Reese Shifflett, 52, wears a back brace and has spent most of the last three years in the hospital, but come Monday morning he vows he'll stand on his water meter and not move until he's carried off.

He is one of the least 45 home owners in Manassas Park who are protesting the tripling of their June-July water bills by refusing to pay, and who on Monday will be without water if the city carries out its order to shut off their supply.

Some Manassas Park residents have begun to store water, scout for clean service station lavatories or order portable toilets to be placed in their front yards, according to Allen Young, spokesman for the Concerned Citizens of the City of Manassas Park.

Others have poured honey and molasses over their water meters hoping to deter or at least inconvenience city workers when they seek to carry out the disconnect order Monday, Young said.

The radical increase in water rates was the result of a $42 million cost overrun in the construction of an $84 million regional sewage treatment plant, as well as long and costly delays in opening the facility.

Manassas Park had purchased a share of the plant's capacity based on projections of the city's population that proved to be too large. Thus the city was committed to a larger share than it needed.

Before Manassas Park taped into the plant the average annual water-sewage bill for a family was $130. After the hook-up, it jumped to $528. In the face of an earlier public protest, City Council shaved $140,000 from its utilities budget, reducing the annual water-sewage rate to about $370 per family, a figure many Manassas Park residents say is still too high.

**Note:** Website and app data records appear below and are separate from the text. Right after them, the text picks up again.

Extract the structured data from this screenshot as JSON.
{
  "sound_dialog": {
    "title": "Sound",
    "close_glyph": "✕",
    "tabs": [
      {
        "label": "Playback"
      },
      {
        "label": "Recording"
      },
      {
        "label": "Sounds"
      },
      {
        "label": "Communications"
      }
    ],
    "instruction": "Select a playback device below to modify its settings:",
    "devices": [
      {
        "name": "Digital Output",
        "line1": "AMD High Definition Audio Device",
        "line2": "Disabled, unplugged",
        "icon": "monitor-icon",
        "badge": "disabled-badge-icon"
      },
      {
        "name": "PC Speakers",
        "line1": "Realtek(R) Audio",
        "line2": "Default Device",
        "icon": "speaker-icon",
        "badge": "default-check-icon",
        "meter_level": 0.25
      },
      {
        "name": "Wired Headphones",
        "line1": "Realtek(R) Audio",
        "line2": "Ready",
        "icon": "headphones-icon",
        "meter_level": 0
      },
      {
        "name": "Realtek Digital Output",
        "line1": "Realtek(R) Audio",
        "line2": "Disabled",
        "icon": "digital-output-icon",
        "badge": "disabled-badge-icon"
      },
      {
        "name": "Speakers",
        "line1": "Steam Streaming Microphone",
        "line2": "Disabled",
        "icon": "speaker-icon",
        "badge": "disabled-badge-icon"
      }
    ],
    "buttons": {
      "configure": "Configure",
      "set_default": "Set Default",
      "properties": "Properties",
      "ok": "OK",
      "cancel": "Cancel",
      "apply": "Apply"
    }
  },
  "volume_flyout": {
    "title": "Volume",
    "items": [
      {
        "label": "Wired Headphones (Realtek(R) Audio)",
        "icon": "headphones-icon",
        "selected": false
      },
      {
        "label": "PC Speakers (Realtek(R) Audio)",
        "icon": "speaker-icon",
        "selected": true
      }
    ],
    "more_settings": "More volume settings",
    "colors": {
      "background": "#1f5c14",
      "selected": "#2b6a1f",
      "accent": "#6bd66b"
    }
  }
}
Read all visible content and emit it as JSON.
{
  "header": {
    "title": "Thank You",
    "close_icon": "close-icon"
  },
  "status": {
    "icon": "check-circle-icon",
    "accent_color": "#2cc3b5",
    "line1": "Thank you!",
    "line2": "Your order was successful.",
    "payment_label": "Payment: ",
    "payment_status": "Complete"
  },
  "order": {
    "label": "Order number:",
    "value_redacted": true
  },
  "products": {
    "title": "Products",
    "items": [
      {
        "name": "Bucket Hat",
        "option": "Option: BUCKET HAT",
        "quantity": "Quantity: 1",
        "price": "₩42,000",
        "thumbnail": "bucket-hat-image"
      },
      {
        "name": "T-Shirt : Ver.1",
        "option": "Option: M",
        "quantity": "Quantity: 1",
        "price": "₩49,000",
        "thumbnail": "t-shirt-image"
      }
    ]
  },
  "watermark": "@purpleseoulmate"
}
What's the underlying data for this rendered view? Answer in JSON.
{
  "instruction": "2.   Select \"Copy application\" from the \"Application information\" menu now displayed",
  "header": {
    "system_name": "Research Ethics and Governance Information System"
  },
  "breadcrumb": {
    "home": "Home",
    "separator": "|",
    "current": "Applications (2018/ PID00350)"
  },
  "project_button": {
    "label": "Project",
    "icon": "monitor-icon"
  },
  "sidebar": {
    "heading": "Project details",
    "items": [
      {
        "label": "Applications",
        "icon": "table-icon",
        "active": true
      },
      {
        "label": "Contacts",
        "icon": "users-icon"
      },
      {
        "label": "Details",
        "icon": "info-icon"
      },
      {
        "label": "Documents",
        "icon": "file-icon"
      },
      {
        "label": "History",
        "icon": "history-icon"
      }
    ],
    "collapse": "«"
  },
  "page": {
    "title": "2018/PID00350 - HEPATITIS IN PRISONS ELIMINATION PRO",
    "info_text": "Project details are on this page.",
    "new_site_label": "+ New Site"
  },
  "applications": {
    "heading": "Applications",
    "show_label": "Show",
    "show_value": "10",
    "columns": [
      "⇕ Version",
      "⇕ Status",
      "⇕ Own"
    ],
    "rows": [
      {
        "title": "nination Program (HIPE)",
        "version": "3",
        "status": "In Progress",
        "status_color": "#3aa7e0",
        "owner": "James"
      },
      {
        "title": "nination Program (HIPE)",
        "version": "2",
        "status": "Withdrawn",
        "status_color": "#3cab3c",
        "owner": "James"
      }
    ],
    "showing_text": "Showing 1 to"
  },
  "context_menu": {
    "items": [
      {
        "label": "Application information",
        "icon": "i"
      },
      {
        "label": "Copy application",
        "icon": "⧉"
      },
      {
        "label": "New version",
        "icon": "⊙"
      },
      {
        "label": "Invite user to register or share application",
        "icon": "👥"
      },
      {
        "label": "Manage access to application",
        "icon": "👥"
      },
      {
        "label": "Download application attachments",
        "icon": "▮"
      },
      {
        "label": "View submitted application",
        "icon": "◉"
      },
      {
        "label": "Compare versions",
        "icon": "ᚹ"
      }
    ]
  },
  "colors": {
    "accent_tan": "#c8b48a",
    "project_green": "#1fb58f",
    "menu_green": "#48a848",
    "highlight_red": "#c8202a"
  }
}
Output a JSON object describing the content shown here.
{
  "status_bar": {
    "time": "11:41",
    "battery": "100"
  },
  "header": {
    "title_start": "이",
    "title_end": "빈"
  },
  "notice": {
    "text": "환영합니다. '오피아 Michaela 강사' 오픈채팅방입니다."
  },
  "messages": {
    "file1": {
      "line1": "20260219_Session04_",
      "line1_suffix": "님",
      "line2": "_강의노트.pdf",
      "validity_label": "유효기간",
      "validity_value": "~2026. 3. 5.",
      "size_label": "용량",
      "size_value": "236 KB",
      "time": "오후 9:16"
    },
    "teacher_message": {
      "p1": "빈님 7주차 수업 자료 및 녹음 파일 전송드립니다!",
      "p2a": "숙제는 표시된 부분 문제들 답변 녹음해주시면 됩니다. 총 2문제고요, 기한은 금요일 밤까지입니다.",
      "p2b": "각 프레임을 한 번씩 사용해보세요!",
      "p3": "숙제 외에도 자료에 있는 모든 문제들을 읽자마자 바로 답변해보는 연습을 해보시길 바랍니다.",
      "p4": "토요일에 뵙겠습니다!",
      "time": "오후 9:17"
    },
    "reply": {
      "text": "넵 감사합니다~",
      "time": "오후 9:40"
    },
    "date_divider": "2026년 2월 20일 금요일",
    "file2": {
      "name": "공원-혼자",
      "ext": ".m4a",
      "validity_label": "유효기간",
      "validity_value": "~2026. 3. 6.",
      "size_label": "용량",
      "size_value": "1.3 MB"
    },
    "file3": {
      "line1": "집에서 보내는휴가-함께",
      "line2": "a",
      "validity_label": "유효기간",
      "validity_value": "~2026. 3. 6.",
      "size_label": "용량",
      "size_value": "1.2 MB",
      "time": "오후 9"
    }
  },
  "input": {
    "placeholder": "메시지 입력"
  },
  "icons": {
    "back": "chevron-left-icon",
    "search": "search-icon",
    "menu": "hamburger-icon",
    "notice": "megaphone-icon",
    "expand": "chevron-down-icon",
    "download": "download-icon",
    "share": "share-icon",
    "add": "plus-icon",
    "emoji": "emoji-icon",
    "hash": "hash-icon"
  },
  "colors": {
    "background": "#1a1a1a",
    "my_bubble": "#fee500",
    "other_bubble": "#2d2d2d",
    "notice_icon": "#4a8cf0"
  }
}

In addition to the 45 families refusing to pay their June-July water bill 500 persons have signed a petition calling for a reduction in the water rates and for state and federal relief.

Manassas Park, with a population of about 9,600 has an average family income of about $20,000 and there are many who make well below that figure, according to City Treasurer Jerry Davis. For some, the new water bills have threatened to force them to leave the community.

"We're going to have to move," said Shifflett. "Water was something that was free. The good Lord put it here for us," said Shifflett who lives with his wife Mattie on a $843-a-month income and faces a $53 June-July water bill. He said he is both unwilling and unable to pay.

His wife has purchased 24 quarter containers and is already stockpiling water in the freezer and refrigerator and planning to fill the bath tub and washer on Sunday night.

"I'm willing to go to the service station and use their commode," said Mattie Shifflett. She said neighbours have offered to let them use their water.

The protest over water in Manassas Park promises to get worse before it gets better. At least 250 households have not yet paid their August-September bill, which was due two days ago.

In three weeks the water is scheduled to be cut off to the 80-unit Out-look Condominium, which has refused to pay its July bill, and may of its residents say they will go without water so long it takes for relief to come their way.

One of them, 28-year-old Barbara Soltis, said: "I'll line up at the rest rooms at City Hall with all the other women here. I'll haul water from City Hall to cook with. I'll take my Lysol and scour their little sinks and bathe my Christine there." Soltis, an expectant mother, lives with her preschoolage daughter Christine and her husband on a $13,000-a-year income.

She said they simply can not afford to pay the $70 water bill for June and July.